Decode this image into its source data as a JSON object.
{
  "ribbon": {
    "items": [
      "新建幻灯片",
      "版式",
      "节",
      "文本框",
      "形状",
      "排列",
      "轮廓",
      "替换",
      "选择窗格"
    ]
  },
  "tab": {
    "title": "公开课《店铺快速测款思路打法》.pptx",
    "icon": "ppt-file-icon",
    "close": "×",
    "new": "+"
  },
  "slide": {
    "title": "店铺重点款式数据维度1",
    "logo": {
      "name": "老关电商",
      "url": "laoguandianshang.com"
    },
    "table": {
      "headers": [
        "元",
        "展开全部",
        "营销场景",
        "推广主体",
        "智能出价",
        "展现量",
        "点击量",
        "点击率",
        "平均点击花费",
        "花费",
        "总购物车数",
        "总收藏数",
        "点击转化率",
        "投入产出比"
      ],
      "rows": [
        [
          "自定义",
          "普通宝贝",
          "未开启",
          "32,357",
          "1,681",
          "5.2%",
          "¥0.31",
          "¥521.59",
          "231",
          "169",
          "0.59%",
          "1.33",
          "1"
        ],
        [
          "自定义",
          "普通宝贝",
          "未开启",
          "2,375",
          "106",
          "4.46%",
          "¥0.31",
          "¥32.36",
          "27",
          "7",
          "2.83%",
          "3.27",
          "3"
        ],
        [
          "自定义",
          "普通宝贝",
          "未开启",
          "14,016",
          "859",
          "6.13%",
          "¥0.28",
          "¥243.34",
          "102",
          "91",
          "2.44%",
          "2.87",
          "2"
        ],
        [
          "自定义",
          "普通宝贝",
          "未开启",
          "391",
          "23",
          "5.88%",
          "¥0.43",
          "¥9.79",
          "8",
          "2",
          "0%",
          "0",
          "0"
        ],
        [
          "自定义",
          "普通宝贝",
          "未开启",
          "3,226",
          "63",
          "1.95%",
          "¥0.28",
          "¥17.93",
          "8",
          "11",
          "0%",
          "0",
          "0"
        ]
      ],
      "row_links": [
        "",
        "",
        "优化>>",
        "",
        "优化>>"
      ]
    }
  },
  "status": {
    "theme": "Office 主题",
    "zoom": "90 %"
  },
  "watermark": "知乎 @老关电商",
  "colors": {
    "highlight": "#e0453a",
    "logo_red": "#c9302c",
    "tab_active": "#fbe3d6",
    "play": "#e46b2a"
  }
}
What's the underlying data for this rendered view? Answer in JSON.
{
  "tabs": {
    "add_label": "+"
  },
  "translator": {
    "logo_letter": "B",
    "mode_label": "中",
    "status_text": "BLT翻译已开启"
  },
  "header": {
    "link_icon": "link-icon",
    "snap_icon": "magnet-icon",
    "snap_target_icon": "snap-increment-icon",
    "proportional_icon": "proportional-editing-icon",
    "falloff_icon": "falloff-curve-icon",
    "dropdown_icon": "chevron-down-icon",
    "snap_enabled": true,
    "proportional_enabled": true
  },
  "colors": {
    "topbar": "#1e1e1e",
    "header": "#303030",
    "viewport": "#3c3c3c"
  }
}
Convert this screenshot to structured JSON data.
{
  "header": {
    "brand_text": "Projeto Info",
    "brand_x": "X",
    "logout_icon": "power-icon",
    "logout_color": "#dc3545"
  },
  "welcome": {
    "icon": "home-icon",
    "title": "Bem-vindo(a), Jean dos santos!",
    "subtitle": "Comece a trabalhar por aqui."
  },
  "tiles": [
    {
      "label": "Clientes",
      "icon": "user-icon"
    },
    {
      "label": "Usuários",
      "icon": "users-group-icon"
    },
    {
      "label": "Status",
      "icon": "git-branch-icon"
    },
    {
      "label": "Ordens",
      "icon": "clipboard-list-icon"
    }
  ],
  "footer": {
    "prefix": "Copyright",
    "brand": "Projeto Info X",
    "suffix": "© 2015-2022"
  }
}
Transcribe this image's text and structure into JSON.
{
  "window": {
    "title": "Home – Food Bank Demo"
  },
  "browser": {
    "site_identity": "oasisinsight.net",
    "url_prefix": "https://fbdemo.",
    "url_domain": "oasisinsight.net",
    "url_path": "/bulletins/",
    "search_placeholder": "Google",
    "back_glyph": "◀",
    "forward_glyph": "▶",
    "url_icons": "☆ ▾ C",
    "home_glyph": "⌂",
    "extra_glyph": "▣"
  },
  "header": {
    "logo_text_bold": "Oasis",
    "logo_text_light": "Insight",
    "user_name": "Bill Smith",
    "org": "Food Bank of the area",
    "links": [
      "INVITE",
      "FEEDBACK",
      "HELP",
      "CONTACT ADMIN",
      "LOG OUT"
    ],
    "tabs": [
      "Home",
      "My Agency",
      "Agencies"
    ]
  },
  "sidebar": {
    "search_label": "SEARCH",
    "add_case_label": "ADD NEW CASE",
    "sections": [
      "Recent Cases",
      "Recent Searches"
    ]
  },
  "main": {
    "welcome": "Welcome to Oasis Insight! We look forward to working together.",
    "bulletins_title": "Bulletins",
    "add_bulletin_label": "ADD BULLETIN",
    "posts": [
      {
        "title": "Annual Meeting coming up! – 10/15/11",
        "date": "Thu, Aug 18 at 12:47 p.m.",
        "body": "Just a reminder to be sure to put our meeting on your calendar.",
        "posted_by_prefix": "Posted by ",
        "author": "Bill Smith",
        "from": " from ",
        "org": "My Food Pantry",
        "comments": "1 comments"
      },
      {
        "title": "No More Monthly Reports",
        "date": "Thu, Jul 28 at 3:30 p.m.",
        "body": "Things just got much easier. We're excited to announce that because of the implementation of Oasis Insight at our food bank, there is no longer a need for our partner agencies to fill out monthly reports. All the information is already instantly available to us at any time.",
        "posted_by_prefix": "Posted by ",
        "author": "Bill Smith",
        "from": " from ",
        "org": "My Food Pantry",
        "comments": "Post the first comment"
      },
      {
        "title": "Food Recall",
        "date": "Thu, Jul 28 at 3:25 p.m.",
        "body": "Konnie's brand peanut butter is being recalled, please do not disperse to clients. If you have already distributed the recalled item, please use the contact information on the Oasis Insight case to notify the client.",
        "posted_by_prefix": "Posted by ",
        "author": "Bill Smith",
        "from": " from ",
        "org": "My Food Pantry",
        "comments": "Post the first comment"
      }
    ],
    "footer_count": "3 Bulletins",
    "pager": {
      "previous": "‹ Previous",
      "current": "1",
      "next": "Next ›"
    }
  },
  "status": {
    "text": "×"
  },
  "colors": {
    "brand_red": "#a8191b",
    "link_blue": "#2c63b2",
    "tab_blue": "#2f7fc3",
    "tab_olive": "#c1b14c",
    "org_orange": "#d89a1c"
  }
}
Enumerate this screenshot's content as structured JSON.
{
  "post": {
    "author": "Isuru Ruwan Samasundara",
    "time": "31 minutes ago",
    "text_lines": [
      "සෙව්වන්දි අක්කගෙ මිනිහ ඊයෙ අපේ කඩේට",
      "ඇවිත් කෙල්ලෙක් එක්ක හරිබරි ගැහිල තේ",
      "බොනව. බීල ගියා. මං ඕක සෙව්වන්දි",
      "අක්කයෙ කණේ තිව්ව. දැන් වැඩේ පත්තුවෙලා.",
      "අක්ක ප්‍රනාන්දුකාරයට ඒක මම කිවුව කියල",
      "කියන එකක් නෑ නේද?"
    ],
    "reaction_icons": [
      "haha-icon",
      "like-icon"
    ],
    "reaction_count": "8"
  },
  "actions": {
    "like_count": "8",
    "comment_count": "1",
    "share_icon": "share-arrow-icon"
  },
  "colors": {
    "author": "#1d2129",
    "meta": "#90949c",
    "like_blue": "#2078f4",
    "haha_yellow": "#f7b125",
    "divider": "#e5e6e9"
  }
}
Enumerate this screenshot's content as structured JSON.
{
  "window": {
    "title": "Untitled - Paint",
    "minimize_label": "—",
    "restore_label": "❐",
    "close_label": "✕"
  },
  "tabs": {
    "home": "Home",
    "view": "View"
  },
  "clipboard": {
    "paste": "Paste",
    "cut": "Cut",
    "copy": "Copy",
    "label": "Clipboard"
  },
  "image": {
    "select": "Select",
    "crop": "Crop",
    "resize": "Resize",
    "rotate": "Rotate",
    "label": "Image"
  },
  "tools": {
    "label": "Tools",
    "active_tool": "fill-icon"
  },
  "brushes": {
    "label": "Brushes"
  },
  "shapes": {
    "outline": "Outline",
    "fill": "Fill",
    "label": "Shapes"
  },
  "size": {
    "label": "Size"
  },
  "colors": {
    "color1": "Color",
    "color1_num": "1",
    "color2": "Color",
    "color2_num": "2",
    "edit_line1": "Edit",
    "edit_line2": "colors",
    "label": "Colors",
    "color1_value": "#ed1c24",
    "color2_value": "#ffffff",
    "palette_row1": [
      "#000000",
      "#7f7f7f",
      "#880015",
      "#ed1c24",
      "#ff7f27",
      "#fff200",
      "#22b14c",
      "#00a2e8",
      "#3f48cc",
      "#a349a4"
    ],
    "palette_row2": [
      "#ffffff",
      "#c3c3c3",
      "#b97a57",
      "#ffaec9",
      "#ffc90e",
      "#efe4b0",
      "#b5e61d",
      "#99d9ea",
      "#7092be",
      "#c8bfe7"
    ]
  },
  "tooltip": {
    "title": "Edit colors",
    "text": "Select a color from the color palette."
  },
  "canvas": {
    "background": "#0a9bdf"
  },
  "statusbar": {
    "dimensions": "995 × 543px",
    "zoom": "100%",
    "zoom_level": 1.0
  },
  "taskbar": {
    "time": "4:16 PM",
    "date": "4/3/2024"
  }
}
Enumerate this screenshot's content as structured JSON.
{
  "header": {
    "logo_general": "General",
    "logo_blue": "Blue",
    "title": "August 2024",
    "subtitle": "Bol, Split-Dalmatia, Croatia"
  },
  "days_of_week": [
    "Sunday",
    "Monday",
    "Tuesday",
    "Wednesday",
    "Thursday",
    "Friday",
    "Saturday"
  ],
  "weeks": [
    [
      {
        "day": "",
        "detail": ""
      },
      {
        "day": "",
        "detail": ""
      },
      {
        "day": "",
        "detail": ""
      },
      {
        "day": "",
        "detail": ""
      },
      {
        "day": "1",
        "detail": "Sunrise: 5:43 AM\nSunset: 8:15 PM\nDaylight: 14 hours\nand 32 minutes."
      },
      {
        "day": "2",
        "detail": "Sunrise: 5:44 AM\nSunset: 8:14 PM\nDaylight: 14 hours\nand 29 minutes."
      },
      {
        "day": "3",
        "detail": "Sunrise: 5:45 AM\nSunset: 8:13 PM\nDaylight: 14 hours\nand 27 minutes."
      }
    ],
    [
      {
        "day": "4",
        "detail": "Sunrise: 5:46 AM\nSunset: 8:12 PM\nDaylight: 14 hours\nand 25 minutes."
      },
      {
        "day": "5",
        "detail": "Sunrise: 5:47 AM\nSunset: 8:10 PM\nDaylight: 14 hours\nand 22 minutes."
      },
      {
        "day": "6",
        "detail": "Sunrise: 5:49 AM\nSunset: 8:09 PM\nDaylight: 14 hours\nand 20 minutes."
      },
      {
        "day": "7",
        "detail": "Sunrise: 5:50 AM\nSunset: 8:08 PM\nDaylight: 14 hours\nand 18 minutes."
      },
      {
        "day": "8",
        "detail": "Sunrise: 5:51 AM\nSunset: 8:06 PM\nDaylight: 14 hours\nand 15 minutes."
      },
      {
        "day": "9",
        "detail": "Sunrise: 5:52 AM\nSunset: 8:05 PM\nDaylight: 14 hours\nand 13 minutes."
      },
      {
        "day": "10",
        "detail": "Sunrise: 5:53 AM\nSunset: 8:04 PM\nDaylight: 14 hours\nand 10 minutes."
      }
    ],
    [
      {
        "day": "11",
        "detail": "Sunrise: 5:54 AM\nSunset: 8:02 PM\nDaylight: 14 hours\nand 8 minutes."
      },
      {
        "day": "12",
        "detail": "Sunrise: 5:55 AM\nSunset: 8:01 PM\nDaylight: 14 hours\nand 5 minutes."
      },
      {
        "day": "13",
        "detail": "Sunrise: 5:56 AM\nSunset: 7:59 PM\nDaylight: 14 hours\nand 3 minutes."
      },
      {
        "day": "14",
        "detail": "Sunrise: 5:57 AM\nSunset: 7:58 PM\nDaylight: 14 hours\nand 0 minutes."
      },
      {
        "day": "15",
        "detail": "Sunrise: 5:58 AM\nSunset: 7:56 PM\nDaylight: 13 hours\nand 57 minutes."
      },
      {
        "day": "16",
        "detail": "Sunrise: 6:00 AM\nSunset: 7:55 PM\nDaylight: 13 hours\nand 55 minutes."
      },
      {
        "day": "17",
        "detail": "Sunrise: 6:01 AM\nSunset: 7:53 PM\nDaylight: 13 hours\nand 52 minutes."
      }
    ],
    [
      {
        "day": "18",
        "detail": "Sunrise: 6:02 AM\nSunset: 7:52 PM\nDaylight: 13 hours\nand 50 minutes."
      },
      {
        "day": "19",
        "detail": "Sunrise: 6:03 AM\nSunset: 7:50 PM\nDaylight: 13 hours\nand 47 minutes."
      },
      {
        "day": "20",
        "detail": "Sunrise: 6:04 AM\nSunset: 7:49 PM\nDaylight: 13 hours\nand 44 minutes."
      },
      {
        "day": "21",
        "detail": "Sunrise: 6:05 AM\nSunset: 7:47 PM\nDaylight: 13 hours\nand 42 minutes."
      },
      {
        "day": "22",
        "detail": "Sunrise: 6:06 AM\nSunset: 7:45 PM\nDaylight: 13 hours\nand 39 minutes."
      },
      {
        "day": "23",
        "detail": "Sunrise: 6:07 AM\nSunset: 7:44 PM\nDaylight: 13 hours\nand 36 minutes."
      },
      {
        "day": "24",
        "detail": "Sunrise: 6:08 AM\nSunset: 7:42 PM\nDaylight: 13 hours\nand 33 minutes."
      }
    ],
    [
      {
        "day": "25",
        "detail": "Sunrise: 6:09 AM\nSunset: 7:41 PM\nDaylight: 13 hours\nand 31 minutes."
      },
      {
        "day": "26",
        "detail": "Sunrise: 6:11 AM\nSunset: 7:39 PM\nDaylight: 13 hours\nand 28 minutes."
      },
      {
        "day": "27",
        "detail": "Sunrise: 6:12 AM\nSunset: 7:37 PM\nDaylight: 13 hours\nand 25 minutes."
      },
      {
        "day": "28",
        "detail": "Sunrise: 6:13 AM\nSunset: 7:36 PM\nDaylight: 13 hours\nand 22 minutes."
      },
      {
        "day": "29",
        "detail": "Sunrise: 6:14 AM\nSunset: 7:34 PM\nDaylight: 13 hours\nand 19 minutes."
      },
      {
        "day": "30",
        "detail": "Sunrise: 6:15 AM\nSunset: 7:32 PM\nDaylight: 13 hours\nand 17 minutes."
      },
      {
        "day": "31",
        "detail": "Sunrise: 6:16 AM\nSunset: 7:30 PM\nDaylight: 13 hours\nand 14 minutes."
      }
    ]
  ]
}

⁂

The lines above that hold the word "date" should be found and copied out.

        "date": "Thu, Aug 18 at 12:47 p.m.",
        "date": "Thu, Jul 28 at 3:30 p.m.",
        "date": "Thu, Jul 28 at 3:25 p.m.",
    "date": "4/3/2024"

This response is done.